* [PROBLEM DETAILS] The full listing below should be printed word for word.

* [AVAILABLE DATA]
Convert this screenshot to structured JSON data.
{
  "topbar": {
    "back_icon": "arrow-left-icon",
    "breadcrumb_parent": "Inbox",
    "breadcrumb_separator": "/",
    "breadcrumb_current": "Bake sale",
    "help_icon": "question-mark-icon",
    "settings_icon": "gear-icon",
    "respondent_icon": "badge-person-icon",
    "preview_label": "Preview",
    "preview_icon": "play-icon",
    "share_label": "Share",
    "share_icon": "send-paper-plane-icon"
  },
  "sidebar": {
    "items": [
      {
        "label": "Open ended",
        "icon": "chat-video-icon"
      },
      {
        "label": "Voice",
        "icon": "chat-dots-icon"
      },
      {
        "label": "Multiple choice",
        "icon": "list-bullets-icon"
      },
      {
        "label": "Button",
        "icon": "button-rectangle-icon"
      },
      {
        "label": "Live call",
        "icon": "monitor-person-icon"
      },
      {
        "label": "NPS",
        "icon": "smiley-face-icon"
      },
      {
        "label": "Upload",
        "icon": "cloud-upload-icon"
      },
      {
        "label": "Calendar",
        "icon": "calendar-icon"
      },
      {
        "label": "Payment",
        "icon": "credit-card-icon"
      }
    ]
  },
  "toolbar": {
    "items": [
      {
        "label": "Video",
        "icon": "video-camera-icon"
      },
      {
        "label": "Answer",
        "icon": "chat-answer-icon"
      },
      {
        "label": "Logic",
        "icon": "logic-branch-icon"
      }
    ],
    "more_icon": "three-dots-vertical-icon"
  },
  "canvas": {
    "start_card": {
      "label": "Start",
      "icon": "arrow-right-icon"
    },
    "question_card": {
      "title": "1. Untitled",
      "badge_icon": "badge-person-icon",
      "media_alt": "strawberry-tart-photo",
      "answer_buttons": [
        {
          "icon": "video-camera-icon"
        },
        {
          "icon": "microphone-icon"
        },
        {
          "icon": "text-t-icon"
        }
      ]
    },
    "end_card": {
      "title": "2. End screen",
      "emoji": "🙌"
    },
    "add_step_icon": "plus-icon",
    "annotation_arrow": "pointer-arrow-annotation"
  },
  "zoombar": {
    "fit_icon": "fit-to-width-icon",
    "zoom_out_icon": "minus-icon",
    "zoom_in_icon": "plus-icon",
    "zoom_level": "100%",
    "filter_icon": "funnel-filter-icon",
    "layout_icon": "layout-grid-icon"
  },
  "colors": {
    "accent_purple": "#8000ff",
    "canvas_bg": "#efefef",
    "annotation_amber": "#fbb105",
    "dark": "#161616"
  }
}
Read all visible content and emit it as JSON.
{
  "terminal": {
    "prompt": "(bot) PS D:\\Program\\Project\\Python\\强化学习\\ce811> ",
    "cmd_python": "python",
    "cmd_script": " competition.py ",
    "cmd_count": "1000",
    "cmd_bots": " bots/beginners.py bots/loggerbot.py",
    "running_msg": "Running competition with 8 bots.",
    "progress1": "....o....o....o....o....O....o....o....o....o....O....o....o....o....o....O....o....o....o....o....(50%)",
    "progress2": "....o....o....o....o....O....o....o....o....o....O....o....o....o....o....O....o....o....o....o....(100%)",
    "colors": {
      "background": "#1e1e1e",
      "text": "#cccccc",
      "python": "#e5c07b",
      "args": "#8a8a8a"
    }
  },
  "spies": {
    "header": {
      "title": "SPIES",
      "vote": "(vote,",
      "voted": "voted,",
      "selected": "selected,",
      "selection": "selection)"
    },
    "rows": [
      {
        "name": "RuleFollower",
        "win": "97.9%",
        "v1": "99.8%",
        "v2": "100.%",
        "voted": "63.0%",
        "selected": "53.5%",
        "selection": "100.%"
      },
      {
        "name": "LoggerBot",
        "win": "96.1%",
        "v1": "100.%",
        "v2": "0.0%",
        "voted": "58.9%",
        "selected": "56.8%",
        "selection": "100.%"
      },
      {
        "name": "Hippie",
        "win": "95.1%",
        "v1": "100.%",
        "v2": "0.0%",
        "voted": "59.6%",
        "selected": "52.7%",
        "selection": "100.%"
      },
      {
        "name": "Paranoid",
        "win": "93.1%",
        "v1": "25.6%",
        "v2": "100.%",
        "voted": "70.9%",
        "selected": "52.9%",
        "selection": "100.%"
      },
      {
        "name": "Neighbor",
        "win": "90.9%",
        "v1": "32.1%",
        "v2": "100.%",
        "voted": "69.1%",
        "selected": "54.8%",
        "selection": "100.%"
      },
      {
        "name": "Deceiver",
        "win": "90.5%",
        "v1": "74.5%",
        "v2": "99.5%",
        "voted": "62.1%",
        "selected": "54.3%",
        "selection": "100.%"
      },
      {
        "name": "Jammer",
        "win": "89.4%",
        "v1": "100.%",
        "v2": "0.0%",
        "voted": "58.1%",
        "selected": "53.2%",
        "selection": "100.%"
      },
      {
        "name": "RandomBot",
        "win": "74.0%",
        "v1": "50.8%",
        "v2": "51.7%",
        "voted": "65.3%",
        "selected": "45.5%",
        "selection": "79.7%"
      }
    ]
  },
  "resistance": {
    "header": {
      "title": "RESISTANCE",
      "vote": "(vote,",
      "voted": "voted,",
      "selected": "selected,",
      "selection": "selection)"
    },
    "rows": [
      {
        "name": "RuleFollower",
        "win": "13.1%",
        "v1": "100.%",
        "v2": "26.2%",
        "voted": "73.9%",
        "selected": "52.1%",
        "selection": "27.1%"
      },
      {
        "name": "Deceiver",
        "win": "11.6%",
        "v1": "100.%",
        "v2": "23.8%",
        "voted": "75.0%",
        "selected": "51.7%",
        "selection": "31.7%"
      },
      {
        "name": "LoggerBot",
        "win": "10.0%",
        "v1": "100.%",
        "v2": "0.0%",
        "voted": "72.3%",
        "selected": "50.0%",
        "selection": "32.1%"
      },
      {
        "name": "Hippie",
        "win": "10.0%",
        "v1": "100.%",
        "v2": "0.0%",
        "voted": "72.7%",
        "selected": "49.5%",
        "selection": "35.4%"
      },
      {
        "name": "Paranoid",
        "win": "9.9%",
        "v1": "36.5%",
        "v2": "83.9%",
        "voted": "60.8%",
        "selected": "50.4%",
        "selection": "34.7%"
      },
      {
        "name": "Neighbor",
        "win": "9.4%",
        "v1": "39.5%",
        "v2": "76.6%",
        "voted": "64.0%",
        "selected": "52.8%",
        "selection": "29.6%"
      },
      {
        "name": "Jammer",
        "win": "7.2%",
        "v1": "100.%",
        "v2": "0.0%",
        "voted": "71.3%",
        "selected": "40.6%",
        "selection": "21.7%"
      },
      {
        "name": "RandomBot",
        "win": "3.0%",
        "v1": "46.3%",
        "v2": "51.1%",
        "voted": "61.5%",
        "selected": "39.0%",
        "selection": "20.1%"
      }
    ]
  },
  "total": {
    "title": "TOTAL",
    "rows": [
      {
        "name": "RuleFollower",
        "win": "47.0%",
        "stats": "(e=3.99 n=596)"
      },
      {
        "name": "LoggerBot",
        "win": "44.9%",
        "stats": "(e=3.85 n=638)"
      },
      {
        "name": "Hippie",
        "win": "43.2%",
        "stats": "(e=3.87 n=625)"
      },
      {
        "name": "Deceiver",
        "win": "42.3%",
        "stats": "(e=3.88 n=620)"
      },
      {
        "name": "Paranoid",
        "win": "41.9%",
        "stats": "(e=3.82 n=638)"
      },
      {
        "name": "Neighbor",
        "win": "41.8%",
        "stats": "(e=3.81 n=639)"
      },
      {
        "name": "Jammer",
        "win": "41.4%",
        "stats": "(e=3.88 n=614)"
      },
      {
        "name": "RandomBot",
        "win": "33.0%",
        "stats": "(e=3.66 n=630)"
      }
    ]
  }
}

* [SOLUTION FOR THIS TASK]
Convert this screenshot to structured JSON data.
{
  "topbar": {
    "back_icon": "arrow-left-icon",
    "breadcrumb_parent": "Inbox",
    "breadcrumb_separator": "/",
    "breadcrumb_current": "Bake sale",
    "help_icon": "question-mark-icon",
    "settings_icon": "gear-icon",
    "respondent_icon": "badge-person-icon",
    "preview_label": "Preview",
    "preview_icon": "play-icon",
    "share_label": "Share",
    "share_icon": "send-paper-plane-icon"
  },
  "sidebar": {
    "items": [
      {
        "label": "Open ended",
        "icon": "chat-video-icon"
      },
      {
        "label": "Voice",
        "icon": "chat-dots-icon"
      },
      {
        "label": "Multiple choice",
        "icon": "list-bullets-icon"
      },
      {
        "label": "Button",
        "icon": "button-rectangle-icon"
      },
      {
        "label": "Live call",
        "icon": "monitor-person-icon"
      },
      {
        "label": "NPS",
        "icon": "smiley-face-icon"
      },
      {
        "label": "Upload",
        "icon": "cloud-upload-icon"
      },
      {
        "label": "Calendar",
        "icon": "calendar-icon"
      },
      {
        "label": "Payment",
        "icon": "credit-card-icon"
      }
    ]
  },
  "toolbar": {
    "items": [
      {
        "label": "Video",
        "icon": "video-camera-icon"
      },
      {
        "label": "Answer",
        "icon": "chat-answer-icon"
      },
      {
        "label": "Logic",
        "icon": "logic-branch-icon"
      }
    ],
    "more_icon": "three-dots-vertical-icon"
  },
  "canvas": {
    "start_card": {
      "label": "Start",
      "icon": "arrow-right-icon"
    },
    "question_card": {
      "title": "1. Untitled",
      "badge_icon": "badge-person-icon",
      "media_alt": "strawberry-tart-photo",
      "answer_buttons": [
        {
          "icon": "video-camera-icon"
        },
        {
          "icon": "microphone-icon"
        },
        {
          "icon": "text-t-icon"
        }
      ]
    },
    "end_card": {
      "title": "2. End screen",
      "emoji": "🙌"
    },
    "add_step_icon": "plus-icon",
    "annotation_arrow": "pointer-arrow-annotation"
  },
  "zoombar": {
    "fit_icon": "fit-to-width-icon",
    "zoom_out_icon": "minus-icon",
    "zoom_in_icon": "plus-icon",
    "zoom_level": "100%",
    "filter_icon": "funnel-filter-icon",
    "layout_icon": "layout-grid-icon"
  },
  "colors": {
    "accent_purple": "#8000ff",
    "canvas_bg": "#efefef",
    "annotation_amber": "#fbb105",
    "dark": "#161616"
  }
}
Read all visible content and emit it as JSON.
{
  "terminal": {
    "prompt": "(bot) PS D:\\Program\\Project\\Python\\强化学习\\ce811> ",
    "cmd_python": "python",
    "cmd_script": " competition.py ",
    "cmd_count": "1000",
    "cmd_bots": " bots/beginners.py bots/loggerbot.py",
    "running_msg": "Running competition with 8 bots.",
    "progress1": "....o....o....o....o....O....o....o....o....o....O....o....o....o....o....O....o....o....o....o....(50%)",
    "progress2": "....o....o....o....o....O....o....o....o....o....O....o....o....o....o....O....o....o....o....o....(100%)",
    "colors": {
      "background": "#1e1e1e",
      "text": "#cccccc",
      "python": "#e5c07b",
      "args": "#8a8a8a"
    }
  },
  "spies": {
    "header": {
      "title": "SPIES",
      "vote": "(vote,",
      "voted": "voted,",
      "selected": "selected,",
      "selection": "selection)"
    },
    "rows": [
      {
        "name": "RuleFollower",
        "win": "97.9%",
        "v1": "99.8%",
        "v2": "100.%",
        "voted": "63.0%",
        "selected": "53.5%",
        "selection": "100.%"
      },
      {
        "name": "LoggerBot",
        "win": "96.1%",
        "v1": "100.%",
        "v2": "0.0%",
        "voted": "58.9%",
        "selected": "56.8%",
        "selection": "100.%"
      },
      {
        "name": "Hippie",
        "win": "95.1%",
        "v1": "100.%",
        "v2": "0.0%",
        "voted": "59.6%",
        "selected": "52.7%",
        "selection": "100.%"
      },
      {
        "name": "Paranoid",
        "win": "93.1%",
        "v1": "25.6%",
        "v2": "100.%",
        "voted": "70.9%",
        "selected": "52.9%",
        "selection": "100.%"
      },
      {
        "name": "Neighbor",
        "win": "90.9%",
        "v1": "32.1%",
        "v2": "100.%",
        "voted": "69.1%",
        "selected": "54.8%",
        "selection": "100.%"
      },
      {
        "name": "Deceiver",
        "win": "90.5%",
        "v1": "74.5%",
        "v2": "99.5%",
        "voted": "62.1%",
        "selected": "54.3%",
        "selection": "100.%"
      },
      {
        "name": "Jammer",
        "win": "89.4%",
        "v1": "100.%",
        "v2": "0.0%",
        "voted": "58.1%",
        "selected": "53.2%",
        "selection": "100.%"
      },
      {
        "name": "RandomBot",
        "win": "74.0%",
        "v1": "50.8%",
        "v2": "51.7%",
        "voted": "65.3%",
        "selected": "45.5%",
        "selection": "79.7%"
      }
    ]
  },
  "resistance": {
    "header": {
      "title": "RESISTANCE",
      "vote": "(vote,",
      "voted": "voted,",
      "selected": "selected,",
      "selection": "selection)"
    },
    "rows": [
      {
        "name": "RuleFollower",
        "win": "13.1%",
        "v1": "100.%",
        "v2": "26.2%",
        "voted": "73.9%",
        "selected": "52.1%",
        "selection": "27.1%"
      },
      {
        "name": "Deceiver",
        "win": "11.6%",
        "v1": "100.%",
        "v2": "23.8%",
        "voted": "75.0%",
        "selected": "51.7%",
        "selection": "31.7%"
      },
      {
        "name": "LoggerBot",
        "win": "10.0%",
        "v1": "100.%",
        "v2": "0.0%",
        "voted": "72.3%",
        "selected": "50.0%",
        "selection": "32.1%"
      },
      {
        "name": "Hippie",
        "win": "10.0%",
        "v1": "100.%",
        "v2": "0.0%",
        "voted": "72.7%",
        "selected": "49.5%",
        "selection": "35.4%"
      },
      {
        "name": "Paranoid",
        "win": "9.9%",
        "v1": "36.5%",
        "v2": "83.9%",
        "voted": "60.8%",
        "selected": "50.4%",
        "selection": "34.7%"
      },
      {
        "name": "Neighbor",
        "win": "9.4%",
        "v1": "39.5%",
        "v2": "76.6%",
        "voted": "64.0%",
        "selected": "52.8%",
        "selection": "29.6%"
      },
      {
        "name": "Jammer",
        "win": "7.2%",
        "v1": "100.%",
        "v2": "0.0%",
        "voted": "71.3%",
        "selected": "40.6%",
        "selection": "21.7%"
      },
      {
        "name": "RandomBot",
        "win": "3.0%",
        "v1": "46.3%",
        "v2": "51.1%",
        "voted": "61.5%",
        "selected": "39.0%",
        "selection": "20.1%"
      }
    ]
  },
  "total": {
    "title": "TOTAL",
    "rows": [
      {
        "name": "RuleFollower",
        "win": "47.0%",
        "stats": "(e=3.99 n=596)"
      },
      {
        "name": "LoggerBot",
        "win": "44.9%",
        "stats": "(e=3.85 n=638)"
      },
      {
        "name": "Hippie",
        "win": "43.2%",
        "stats": "(e=3.87 n=625)"
      },
      {
        "name": "Deceiver",
        "win": "42.3%",
        "stats": "(e=3.88 n=620)"
      },
      {
        "name": "Paranoid",
        "win": "41.9%",
        "stats": "(e=3.82 n=638)"
      },
      {
        "name": "Neighbor",
        "win": "41.8%",
        "stats": "(e=3.81 n=639)"
      },
      {
        "name": "Jammer",
        "win": "41.4%",
        "stats": "(e=3.88 n=614)"
      },
      {
        "name": "RandomBot",
        "win": "33.0%",
        "stats": "(e=3.66 n=630)"
      }
    ]
  }
}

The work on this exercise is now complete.